● **WHAT YOU NEED TO DO**: Could you write the entries out again, exactly as they are?

(Excerpts from a dataset)
%%

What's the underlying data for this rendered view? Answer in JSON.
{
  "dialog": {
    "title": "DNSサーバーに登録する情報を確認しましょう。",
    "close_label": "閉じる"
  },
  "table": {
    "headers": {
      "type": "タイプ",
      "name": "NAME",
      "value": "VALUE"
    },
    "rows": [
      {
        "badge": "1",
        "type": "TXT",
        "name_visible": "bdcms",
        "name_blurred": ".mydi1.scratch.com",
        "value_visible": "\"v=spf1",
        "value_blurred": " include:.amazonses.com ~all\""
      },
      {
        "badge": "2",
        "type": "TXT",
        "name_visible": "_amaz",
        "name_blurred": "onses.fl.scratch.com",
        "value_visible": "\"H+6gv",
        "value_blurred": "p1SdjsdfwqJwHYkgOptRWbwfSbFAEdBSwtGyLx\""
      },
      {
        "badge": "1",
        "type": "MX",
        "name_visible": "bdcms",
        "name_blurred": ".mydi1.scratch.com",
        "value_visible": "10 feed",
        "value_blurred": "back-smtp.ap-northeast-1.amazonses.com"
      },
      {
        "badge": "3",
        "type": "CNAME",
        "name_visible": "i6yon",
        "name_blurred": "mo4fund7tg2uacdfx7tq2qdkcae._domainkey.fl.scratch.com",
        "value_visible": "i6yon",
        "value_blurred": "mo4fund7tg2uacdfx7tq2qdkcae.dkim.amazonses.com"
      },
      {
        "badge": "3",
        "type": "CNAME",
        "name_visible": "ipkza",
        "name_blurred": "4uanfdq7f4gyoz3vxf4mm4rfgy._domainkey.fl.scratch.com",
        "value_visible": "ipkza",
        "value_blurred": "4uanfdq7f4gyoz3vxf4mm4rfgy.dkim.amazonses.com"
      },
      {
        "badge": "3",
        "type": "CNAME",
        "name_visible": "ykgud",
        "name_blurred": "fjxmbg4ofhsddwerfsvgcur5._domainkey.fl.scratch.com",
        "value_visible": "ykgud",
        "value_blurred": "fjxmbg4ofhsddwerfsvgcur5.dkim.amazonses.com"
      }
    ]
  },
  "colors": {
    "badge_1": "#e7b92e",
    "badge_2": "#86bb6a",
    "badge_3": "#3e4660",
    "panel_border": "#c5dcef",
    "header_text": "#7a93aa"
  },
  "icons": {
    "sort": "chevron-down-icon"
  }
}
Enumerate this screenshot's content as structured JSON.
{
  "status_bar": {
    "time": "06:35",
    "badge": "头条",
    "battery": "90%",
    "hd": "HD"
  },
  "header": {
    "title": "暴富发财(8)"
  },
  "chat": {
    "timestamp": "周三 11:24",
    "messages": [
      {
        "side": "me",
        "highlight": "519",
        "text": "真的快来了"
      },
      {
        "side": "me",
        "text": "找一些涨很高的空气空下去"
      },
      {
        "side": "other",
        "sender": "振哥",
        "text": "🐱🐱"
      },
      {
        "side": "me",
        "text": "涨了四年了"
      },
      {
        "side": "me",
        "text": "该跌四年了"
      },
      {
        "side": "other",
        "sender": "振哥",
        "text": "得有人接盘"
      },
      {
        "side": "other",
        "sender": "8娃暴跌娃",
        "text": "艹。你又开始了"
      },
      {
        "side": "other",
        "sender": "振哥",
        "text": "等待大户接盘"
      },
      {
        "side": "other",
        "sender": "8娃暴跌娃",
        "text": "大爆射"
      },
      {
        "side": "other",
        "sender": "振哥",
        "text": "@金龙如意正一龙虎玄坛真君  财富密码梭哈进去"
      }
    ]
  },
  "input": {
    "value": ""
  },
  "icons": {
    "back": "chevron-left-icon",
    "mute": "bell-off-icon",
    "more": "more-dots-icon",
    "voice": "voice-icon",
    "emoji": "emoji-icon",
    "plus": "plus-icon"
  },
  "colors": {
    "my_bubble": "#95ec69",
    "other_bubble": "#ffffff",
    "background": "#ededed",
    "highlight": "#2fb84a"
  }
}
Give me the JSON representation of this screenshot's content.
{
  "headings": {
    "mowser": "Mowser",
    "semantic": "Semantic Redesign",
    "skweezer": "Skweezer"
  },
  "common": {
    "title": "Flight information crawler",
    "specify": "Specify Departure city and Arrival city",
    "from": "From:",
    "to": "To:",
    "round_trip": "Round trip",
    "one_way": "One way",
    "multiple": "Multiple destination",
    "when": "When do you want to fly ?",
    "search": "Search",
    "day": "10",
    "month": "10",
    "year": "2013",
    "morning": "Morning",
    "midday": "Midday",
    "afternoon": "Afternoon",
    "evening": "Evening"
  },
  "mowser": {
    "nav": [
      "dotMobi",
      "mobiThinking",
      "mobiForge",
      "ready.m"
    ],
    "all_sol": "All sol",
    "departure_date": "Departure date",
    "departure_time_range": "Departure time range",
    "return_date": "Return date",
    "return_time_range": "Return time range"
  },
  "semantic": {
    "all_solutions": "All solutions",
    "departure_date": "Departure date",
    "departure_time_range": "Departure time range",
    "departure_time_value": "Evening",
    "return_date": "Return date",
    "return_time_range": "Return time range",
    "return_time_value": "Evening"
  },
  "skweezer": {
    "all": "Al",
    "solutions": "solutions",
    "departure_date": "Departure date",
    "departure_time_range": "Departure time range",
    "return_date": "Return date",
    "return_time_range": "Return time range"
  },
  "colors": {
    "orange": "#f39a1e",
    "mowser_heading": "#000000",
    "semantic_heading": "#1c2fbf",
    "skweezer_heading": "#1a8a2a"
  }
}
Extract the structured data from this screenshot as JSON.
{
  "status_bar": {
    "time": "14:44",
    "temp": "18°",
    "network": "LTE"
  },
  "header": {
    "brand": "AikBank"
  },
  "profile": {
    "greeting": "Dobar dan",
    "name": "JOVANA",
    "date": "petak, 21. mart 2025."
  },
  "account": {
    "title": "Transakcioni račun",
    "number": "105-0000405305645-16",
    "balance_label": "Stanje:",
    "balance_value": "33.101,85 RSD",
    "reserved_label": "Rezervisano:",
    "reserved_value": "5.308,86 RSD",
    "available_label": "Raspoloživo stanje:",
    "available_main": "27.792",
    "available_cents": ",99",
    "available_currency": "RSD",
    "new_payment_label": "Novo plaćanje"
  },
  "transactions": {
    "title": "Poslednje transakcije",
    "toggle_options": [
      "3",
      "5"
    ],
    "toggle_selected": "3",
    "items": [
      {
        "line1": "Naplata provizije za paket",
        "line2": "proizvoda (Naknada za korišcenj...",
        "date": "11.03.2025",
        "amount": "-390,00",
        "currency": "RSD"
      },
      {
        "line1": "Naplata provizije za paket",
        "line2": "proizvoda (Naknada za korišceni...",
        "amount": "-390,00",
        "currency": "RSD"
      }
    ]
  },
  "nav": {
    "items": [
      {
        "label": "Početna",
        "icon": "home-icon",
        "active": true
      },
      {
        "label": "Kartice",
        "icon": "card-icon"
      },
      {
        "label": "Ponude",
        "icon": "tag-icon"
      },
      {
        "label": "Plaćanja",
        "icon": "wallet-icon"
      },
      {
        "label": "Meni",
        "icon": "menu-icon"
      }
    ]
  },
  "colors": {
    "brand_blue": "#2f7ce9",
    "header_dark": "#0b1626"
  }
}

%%

● **EXERCISE RESULT**:
What's the underlying data for this rendered view? Answer in JSON.
{
  "dialog": {
    "title": "DNSサーバーに登録する情報を確認しましょう。",
    "close_label": "閉じる"
  },
  "table": {
    "headers": {
      "type": "タイプ",
      "name": "NAME",
      "value": "VALUE"
    },
    "rows": [
      {
        "badge": "1",
        "type": "TXT",
        "name_visible": "bdcms",
        "name_blurred": ".mydi1.scratch.com",
        "value_visible": "\"v=spf1",
        "value_blurred": " include:.amazonses.com ~all\""
      },
      {
        "badge": "2",
        "type": "TXT",
        "name_visible": "_amaz",
        "name_blurred": "onses.fl.scratch.com",
        "value_visible": "\"H+6gv",
        "value_blurred": "p1SdjsdfwqJwHYkgOptRWbwfSbFAEdBSwtGyLx\""
      },
      {
        "badge": "1",
        "type": "MX",
        "name_visible": "bdcms",
        "name_blurred": ".mydi1.scratch.com",
        "value_visible": "10 feed",
        "value_blurred": "back-smtp.ap-northeast-1.amazonses.com"
      },
      {
        "badge": "3",
        "type": "CNAME",
        "name_visible": "i6yon",
        "name_blurred": "mo4fund7tg2uacdfx7tq2qdkcae._domainkey.fl.scratch.com",
        "value_visible": "i6yon",
        "value_blurred": "mo4fund7tg2uacdfx7tq2qdkcae.dkim.amazonses.com"
      },
      {
        "badge": "3",
        "type": "CNAME",
        "name_visible": "ipkza",
        "name_blurred": "4uanfdq7f4gyoz3vxf4mm4rfgy._domainkey.fl.scratch.com",
        "value_visible": "ipkza",
        "value_blurred": "4uanfdq7f4gyoz3vxf4mm4rfgy.dkim.amazonses.com"
      },
      {
        "badge": "3",
        "type": "CNAME",
        "name_visible": "ykgud",
        "name_blurred": "fjxmbg4ofhsddwerfsvgcur5._domainkey.fl.scratch.com",
        "value_visible": "ykgud",
        "value_blurred": "fjxmbg4ofhsddwerfsvgcur5.dkim.amazonses.com"
      }
    ]
  },
  "colors": {
    "badge_1": "#e7b92e",
    "badge_2": "#86bb6a",
    "badge_3": "#3e4660",
    "panel_border": "#c5dcef",
    "header_text": "#7a93aa"
  },
  "icons": {
    "sort": "chevron-down-icon"
  }
}
Enumerate this screenshot's content as structured JSON.
{
  "status_bar": {
    "time": "06:35",
    "badge": "头条",
    "battery": "90%",
    "hd": "HD"
  },
  "header": {
    "title": "暴富发财(8)"
  },
  "chat": {
    "timestamp": "周三 11:24",
    "messages": [
      {
        "side": "me",
        "highlight": "519",
        "text": "真的快来了"
      },
      {
        "side": "me",
        "text": "找一些涨很高的空气空下去"
      },
      {
        "side": "other",
        "sender": "振哥",
        "text": "🐱🐱"
      },
      {
        "side": "me",
        "text": "涨了四年了"
      },
      {
        "side": "me",
        "text": "该跌四年了"
      },
      {
        "side": "other",
        "sender": "振哥",
        "text": "得有人接盘"
      },
      {
        "side": "other",
        "sender": "8娃暴跌娃",
        "text": "艹。你又开始了"
      },
      {
        "side": "other",
        "sender": "振哥",
        "text": "等待大户接盘"
      },
      {
        "side": "other",
        "sender": "8娃暴跌娃",
        "text": "大爆射"
      },
      {
        "side": "other",
        "sender": "振哥",
        "text": "@金龙如意正一龙虎玄坛真君  财富密码梭哈进去"
      }
    ]
  },
  "input": {
    "value": ""
  },
  "icons": {
    "back": "chevron-left-icon",
    "mute": "bell-off-icon",
    "more": "more-dots-icon",
    "voice": "voice-icon",
    "emoji": "emoji-icon",
    "plus": "plus-icon"
  },
  "colors": {
    "my_bubble": "#95ec69",
    "other_bubble": "#ffffff",
    "background": "#ededed",
    "highlight": "#2fb84a"
  }
}
Give me the JSON representation of this screenshot's content.
{
  "headings": {
    "mowser": "Mowser",
    "semantic": "Semantic Redesign",
    "skweezer": "Skweezer"
  },
  "common": {
    "title": "Flight information crawler",
    "specify": "Specify Departure city and Arrival city",
    "from": "From:",
    "to": "To:",
    "round_trip": "Round trip",
    "one_way": "One way",
    "multiple": "Multiple destination",
    "when": "When do you want to fly ?",
    "search": "Search",
    "day": "10",
    "month": "10",
    "year": "2013",
    "morning": "Morning",
    "midday": "Midday",
    "afternoon": "Afternoon",
    "evening": "Evening"
  },
  "mowser": {
    "nav": [
      "dotMobi",
      "mobiThinking",
      "mobiForge",
      "ready.m"
    ],
    "all_sol": "All sol",
    "departure_date": "Departure date",
    "departure_time_range": "Departure time range",
    "return_date": "Return date",
    "return_time_range": "Return time range"
  },
  "semantic": {
    "all_solutions": "All solutions",
    "departure_date": "Departure date",
    "departure_time_range": "Departure time range",
    "departure_time_value": "Evening",
    "return_date": "Return date",
    "return_time_range": "Return time range",
    "return_time_value": "Evening"
  },
  "skweezer": {
    "all": "Al",
    "solutions": "solutions",
    "departure_date": "Departure date",
    "departure_time_range": "Departure time range",
    "return_date": "Return date",
    "return_time_range": "Return time range"
  },
  "colors": {
    "orange": "#f39a1e",
    "mowser_heading": "#000000",
    "semantic_heading": "#1c2fbf",
    "skweezer_heading": "#1a8a2a"
  }
}
Extract the structured data from this screenshot as JSON.
{
  "status_bar": {
    "time": "14:44",
    "temp": "18°",
    "network": "LTE"
  },
  "header": {
    "brand": "AikBank"
  },
  "profile": {
    "greeting": "Dobar dan",
    "name": "JOVANA",
    "date": "petak, 21. mart 2025."
  },
  "account": {
    "title": "Transakcioni račun",
    "number": "105-0000405305645-16",
    "balance_label": "Stanje:",
    "balance_value": "33.101,85 RSD",
    "reserved_label": "Rezervisano:",
    "reserved_value": "5.308,86 RSD",
    "available_label": "Raspoloživo stanje:",
    "available_main": "27.792",
    "available_cents": ",99",
    "available_currency": "RSD",
    "new_payment_label": "Novo plaćanje"
  },
  "transactions": {
    "title": "Poslednje transakcije",
    "toggle_options": [
      "3",
      "5"
    ],
    "toggle_selected": "3",
    "items": [
      {
        "line1": "Naplata provizije za paket",
        "line2": "proizvoda (Naknada za korišcenj...",
        "date": "11.03.2025",
        "amount": "-390,00",
        "currency": "RSD"
      },
      {
        "line1": "Naplata provizije za paket",
        "line2": "proizvoda (Naknada za korišceni...",
        "amount": "-390,00",
        "currency": "RSD"
      }
    ]
  },
  "nav": {
    "items": [
      {
        "label": "Početna",
        "icon": "home-icon",
        "active": true
      },
      {
        "label": "Kartice",
        "icon": "card-icon"
      },
      {
        "label": "Ponude",
        "icon": "tag-icon"
      },
      {
        "label": "Plaćanja",
        "icon": "wallet-icon"
      },
      {
        "label": "Meni",
        "icon": "menu-icon"
      }
    ]
  },
  "colors": {
    "brand_blue": "#2f7ce9",
    "header_dark": "#0b1626"
  }
}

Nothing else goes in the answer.